However, neither of the two roll call votes from that night revealed how board members determined to demote Bridges.
One unanimous vote elevated Gau to his current position.
The other unanimous vote gave Bridges a temporary assignment that kept her on staff through June 30.
Ma said the elected group until recently did not keep detailed minutes from its closed session meetings.
She said the board reached a consensus that it wanted to replace Bridges in late 2015, just after State Controller Betty Yee released an audit that showed the department had misallocated tens of millions of dollars in revenue. The board did not make an explicit vote on terminating Bridges, Ma said.
“After we got Controller Yee’s audit, the board met in closed session and decided we need to change our leadership and move in a new direction,” Ma said.
A month after promoting Gau, the board by a 4-1 vote extended Bridges’ contract to carry her through Oct. 3.
Yvette Stowers, a deputy state controller, was the “no” vote on Bridges’ extension. Stowers voted in place of Yee, who is a member of the board.
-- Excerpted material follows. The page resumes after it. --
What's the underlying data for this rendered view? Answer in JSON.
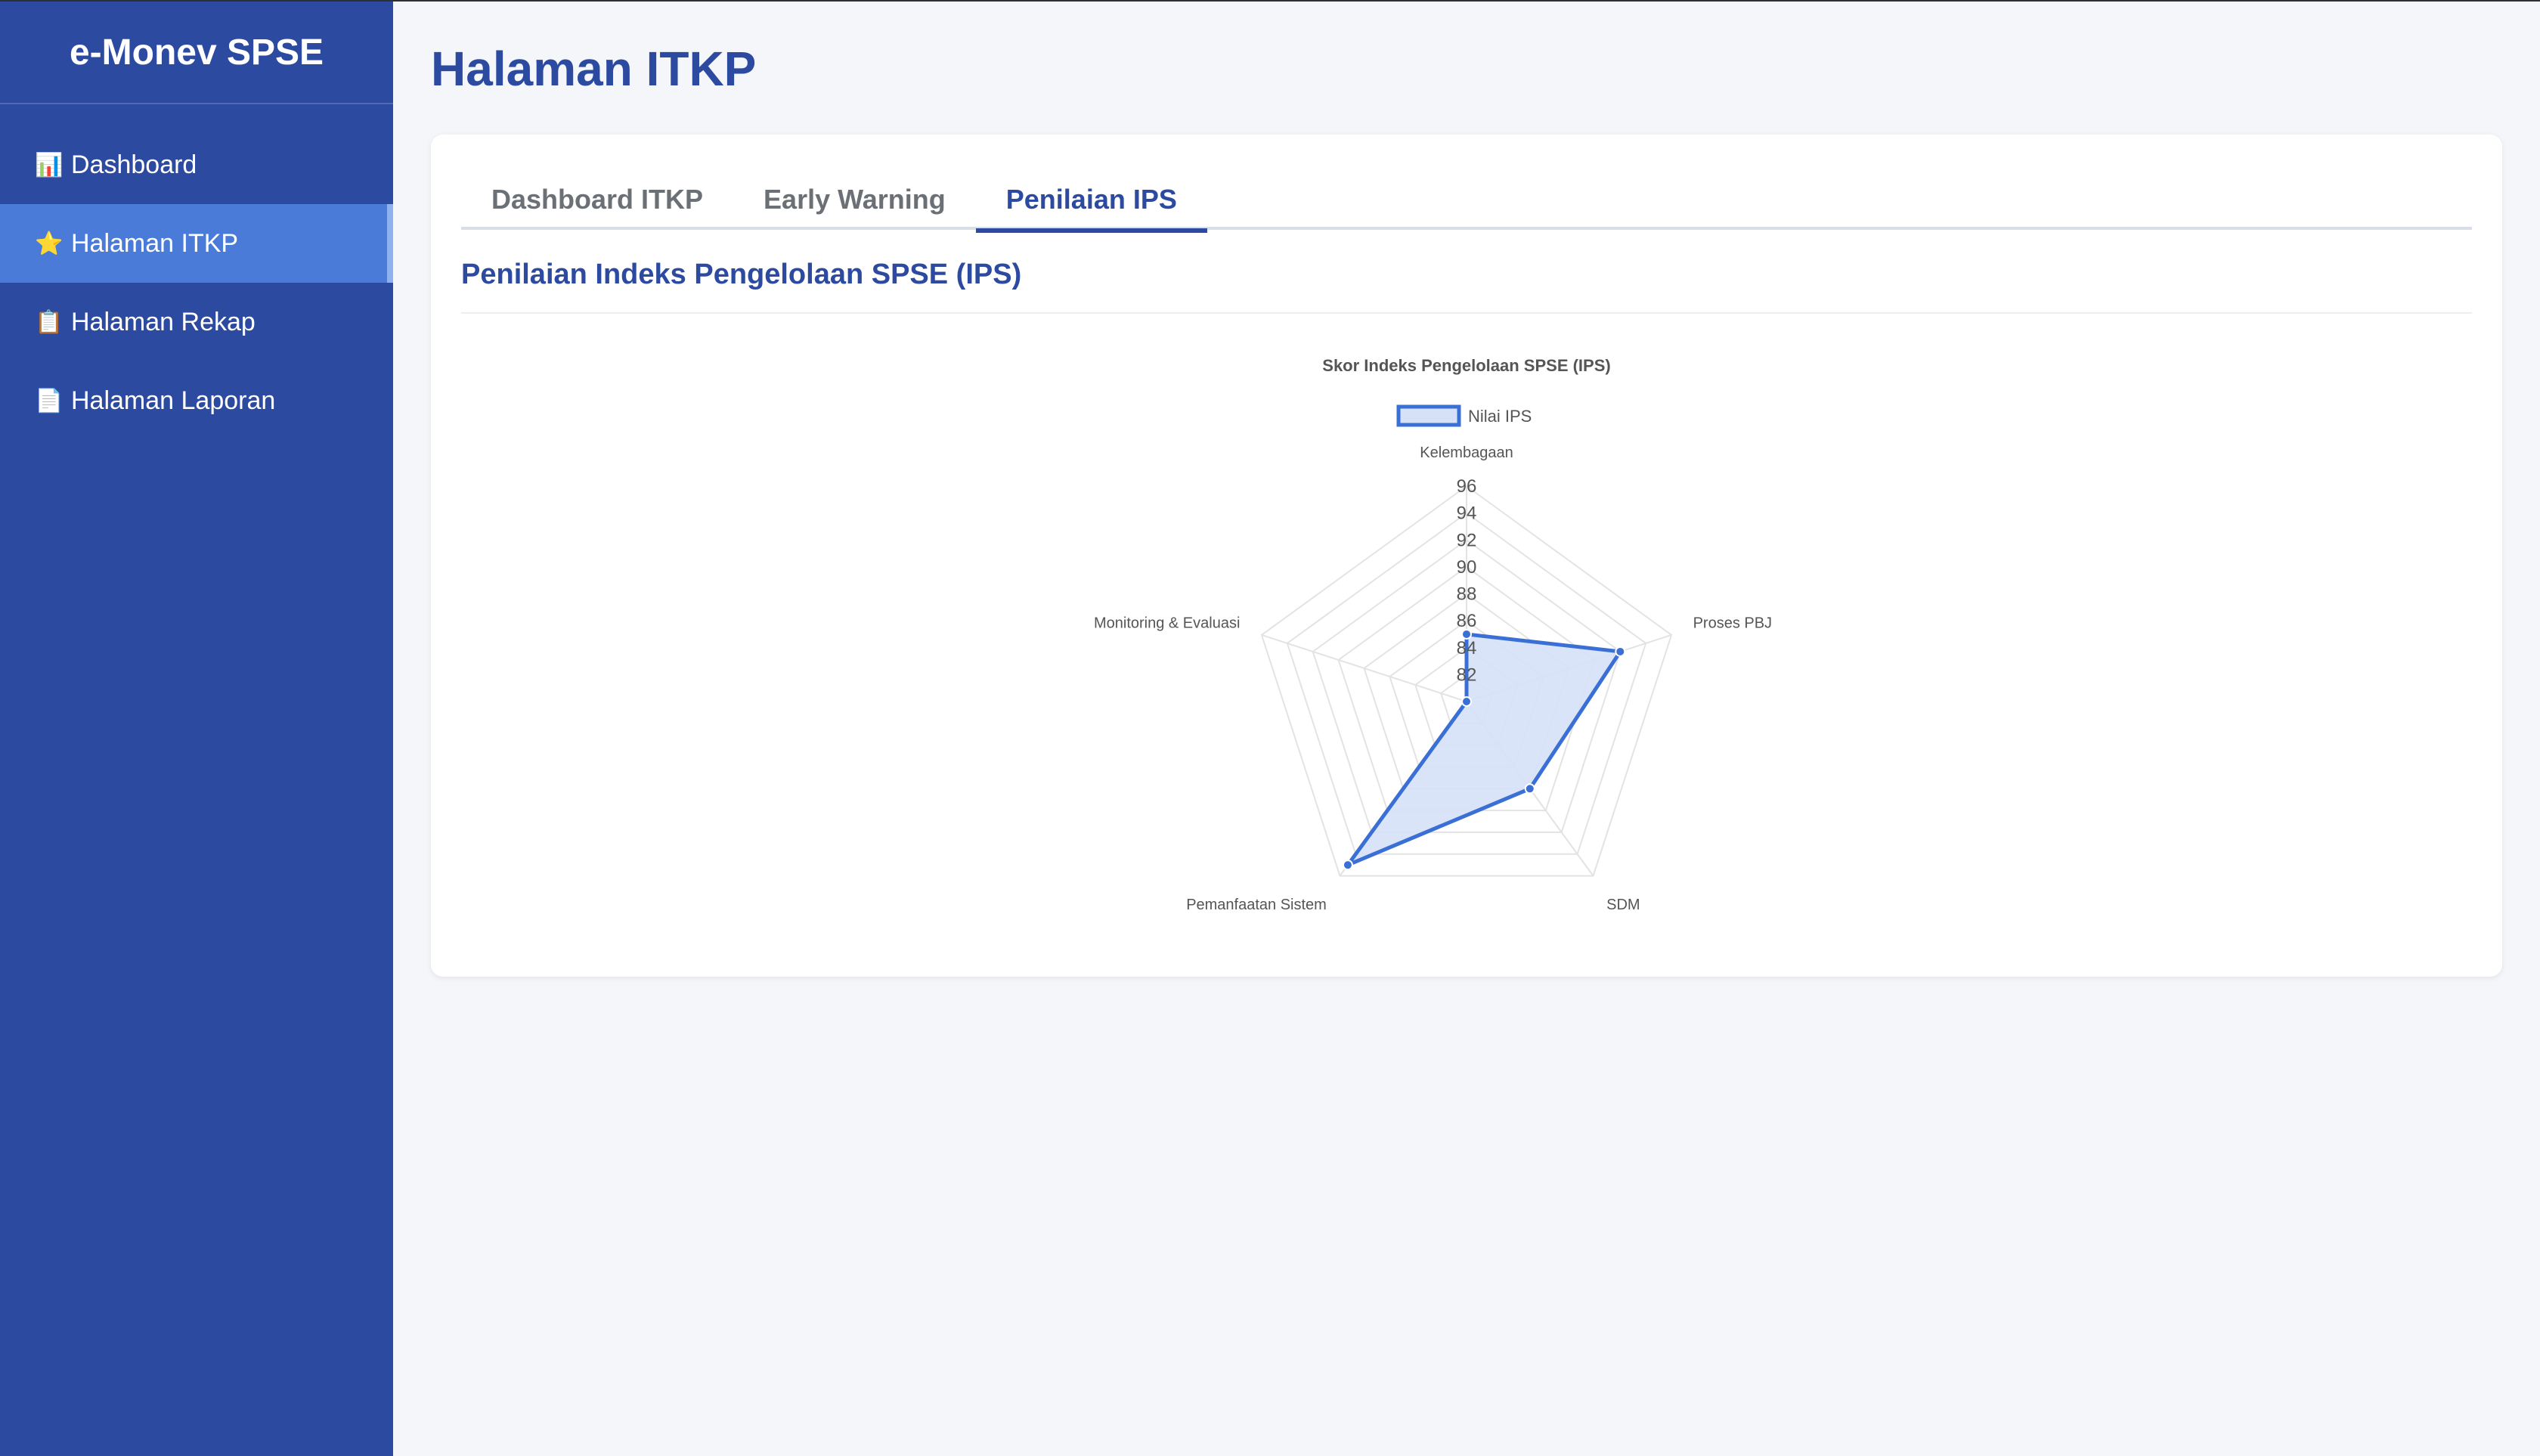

Board member Jerome Horton hired Bridges to his staff on Oct. 4. Horton’s staff did not return calls for comment.
At least two state departments are auditing board practices. The Department of General Services is looking at board procurement policies, an audit it launched after reports in The Bee showed that the board spent $130,000 renovating Horton’s office with designer furniture.
Separately, the Finance Department is reviewing tax collection policies and outreach activities sponsored by tax board members.